Stored dataset items:
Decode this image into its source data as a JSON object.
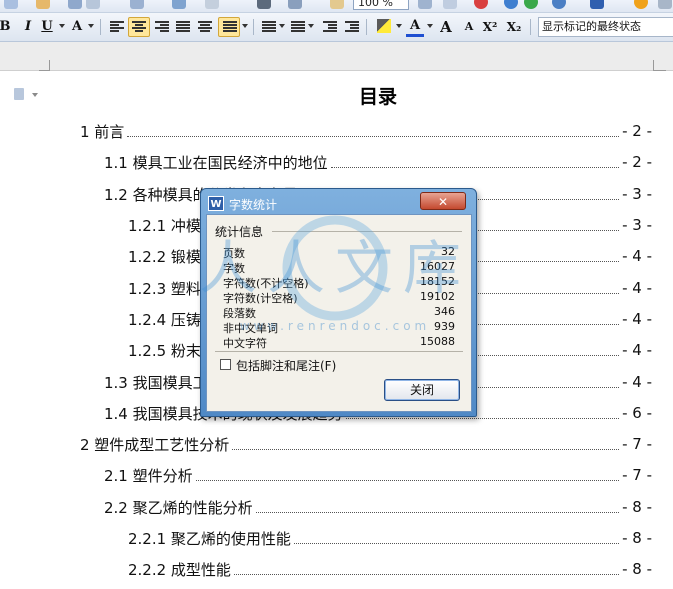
{
  "toolbar": {
    "zoom": "100 %",
    "display_state": "显示标记的最终状态",
    "bold": "B",
    "italic": "I",
    "underline": "U",
    "font_color_letter": "A",
    "grow_font": "A",
    "shrink_font": "A",
    "superscript": "X²",
    "subscript": "X₂"
  },
  "document": {
    "title": "目录",
    "toc": [
      {
        "label": "1 前言",
        "page": "- 2 -"
      },
      {
        "label": "1.1 模具工业在国民经济中的地位",
        "page": "- 2 -"
      },
      {
        "label": "1.2 各种模具的分类和占有量",
        "page": "- 3 -"
      },
      {
        "label": "1.2.1 冲模",
        "page": "- 3 -"
      },
      {
        "label": "1.2.2 锻模",
        "page": "- 4 -"
      },
      {
        "label": "1.2.3 塑料",
        "page": "- 4 -"
      },
      {
        "label": "1.2.4 压铸",
        "page": "- 4 -"
      },
      {
        "label": "1.2.5 粉末",
        "page": "- 4 -"
      },
      {
        "label": "1.3 我国模具工",
        "page": "- 4 -"
      },
      {
        "label": "1.4 我国模具技术的现状及发展趋势",
        "page": "- 6 -"
      },
      {
        "label": "2 塑件成型工艺性分析",
        "page": "- 7 -"
      },
      {
        "label": "2.1 塑件分析",
        "page": "- 7 -"
      },
      {
        "label": "2.2 聚乙烯的性能分析",
        "page": "- 8 -"
      },
      {
        "label": "2.2.1 聚乙烯的使用性能",
        "page": "- 8 -"
      },
      {
        "label": "2.2.2 成型性能",
        "page": "- 8 -"
      }
    ]
  },
  "watermark": {
    "text": "人人文库",
    "url": "www.renrendoc.com"
  },
  "dialog": {
    "title": "字数统计",
    "icon_letter": "W",
    "group_label": "统计信息",
    "stats": [
      {
        "label": "页数",
        "value": "32"
      },
      {
        "label": "字数",
        "value": "16027"
      },
      {
        "label": "字符数(不计空格)",
        "value": "18152"
      },
      {
        "label": "字符数(计空格)",
        "value": "19102"
      },
      {
        "label": "段落数",
        "value": "346"
      },
      {
        "label": "非中文单词",
        "value": "939"
      },
      {
        "label": "中文字符",
        "value": "15088"
      }
    ],
    "checkbox_label": "包括脚注和尾注(F)",
    "checkbox_checked": false,
    "close_button": "关闭",
    "close_x": "✕"
  }
}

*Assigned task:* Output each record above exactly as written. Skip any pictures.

*Result of the task:*
Decode this image into its source data as a JSON object.
{
  "toolbar": {
    "zoom": "100 %",
    "display_state": "显示标记的最终状态",
    "bold": "B",
    "italic": "I",
    "underline": "U",
    "font_color_letter": "A",
    "grow_font": "A",
    "shrink_font": "A",
    "superscript": "X²",
    "subscript": "X₂"
  },
  "document": {
    "title": "目录",
    "toc": [
      {
        "label": "1 前言",
        "page": "- 2 -"
      },
      {
        "label": "1.1 模具工业在国民经济中的地位",
        "page": "- 2 -"
      },
      {
        "label": "1.2 各种模具的分类和占有量",
        "page": "- 3 -"
      },
      {
        "label": "1.2.1 冲模",
        "page": "- 3 -"
      },
      {
        "label": "1.2.2 锻模",
        "page": "- 4 -"
      },
      {
        "label": "1.2.3 塑料",
        "page": "- 4 -"
      },
      {
        "label": "1.2.4 压铸",
        "page": "- 4 -"
      },
      {
        "label": "1.2.5 粉末",
        "page": "- 4 -"
      },
      {
        "label": "1.3 我国模具工",
        "page": "- 4 -"
      },
      {
        "label": "1.4 我国模具技术的现状及发展趋势",
        "page": "- 6 -"
      },
      {
        "label": "2 塑件成型工艺性分析",
        "page": "- 7 -"
      },
      {
        "label": "2.1 塑件分析",
        "page": "- 7 -"
      },
      {
        "label": "2.2 聚乙烯的性能分析",
        "page": "- 8 -"
      },
      {
        "label": "2.2.1 聚乙烯的使用性能",
        "page": "- 8 -"
      },
      {
        "label": "2.2.2 成型性能",
        "page": "- 8 -"
      }
    ]
  },
  "watermark": {
    "text": "人人文库",
    "url": "www.renrendoc.com"
  },
  "dialog": {
    "title": "字数统计",
    "icon_letter": "W",
    "group_label": "统计信息",
    "stats": [
      {
        "label": "页数",
        "value": "32"
      },
      {
        "label": "字数",
        "value": "16027"
      },
      {
        "label": "字符数(不计空格)",
        "value": "18152"
      },
      {
        "label": "字符数(计空格)",
        "value": "19102"
      },
      {
        "label": "段落数",
        "value": "346"
      },
      {
        "label": "非中文单词",
        "value": "939"
      },
      {
        "label": "中文字符",
        "value": "15088"
      }
    ],
    "checkbox_label": "包括脚注和尾注(F)",
    "checkbox_checked": false,
    "close_button": "关闭",
    "close_x": "✕"
  }
}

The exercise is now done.